▶ **Directions**
Reprint all records below exactly. No images.

▶ **Records provided**
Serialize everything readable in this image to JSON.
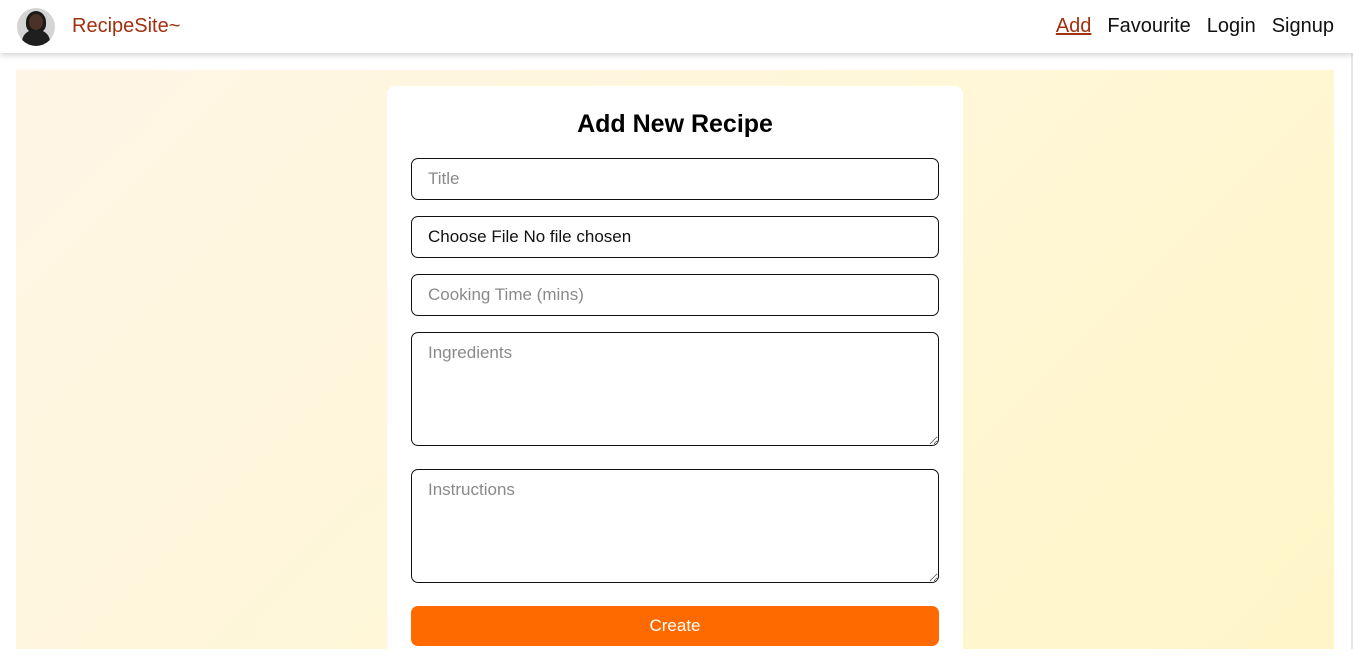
{
  "navbar": {
    "brand_name": "RecipeSite~",
    "avatar_icon": "user-avatar",
    "links": [
      {
        "label": "Add",
        "active": true
      },
      {
        "label": "Favourite",
        "active": false
      },
      {
        "label": "Login",
        "active": false
      },
      {
        "label": "Signup",
        "active": false
      }
    ]
  },
  "form": {
    "heading": "Add New Recipe",
    "title_placeholder": "Title",
    "file_button_label": "Choose File",
    "file_status": "No file chosen",
    "cooking_time_placeholder": "Cooking Time (mins)",
    "ingredients_placeholder": "Ingredients",
    "instructions_placeholder": "Instructions",
    "submit_label": "Create"
  },
  "colors": {
    "brand": "#a0300e",
    "accent_button": "#ff6a00",
    "background_gradient_start": "#fff5e6",
    "background_gradient_end": "#fff5c8"
  }
}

▶ **Output of the exercise**
Serialize everything readable in this image to JSON.
{
  "navbar": {
    "brand_name": "RecipeSite~",
    "avatar_icon": "user-avatar",
    "links": [
      {
        "label": "Add",
        "active": true
      },
      {
        "label": "Favourite",
        "active": false
      },
      {
        "label": "Login",
        "active": false
      },
      {
        "label": "Signup",
        "active": false
      }
    ]
  },
  "form": {
    "heading": "Add New Recipe",
    "title_placeholder": "Title",
    "file_button_label": "Choose File",
    "file_status": "No file chosen",
    "cooking_time_placeholder": "Cooking Time (mins)",
    "ingredients_placeholder": "Ingredients",
    "instructions_placeholder": "Instructions",
    "submit_label": "Create"
  },
  "colors": {
    "brand": "#a0300e",
    "accent_button": "#ff6a00",
    "background_gradient_start": "#fff5e6",
    "background_gradient_end": "#fff5c8"
  }
}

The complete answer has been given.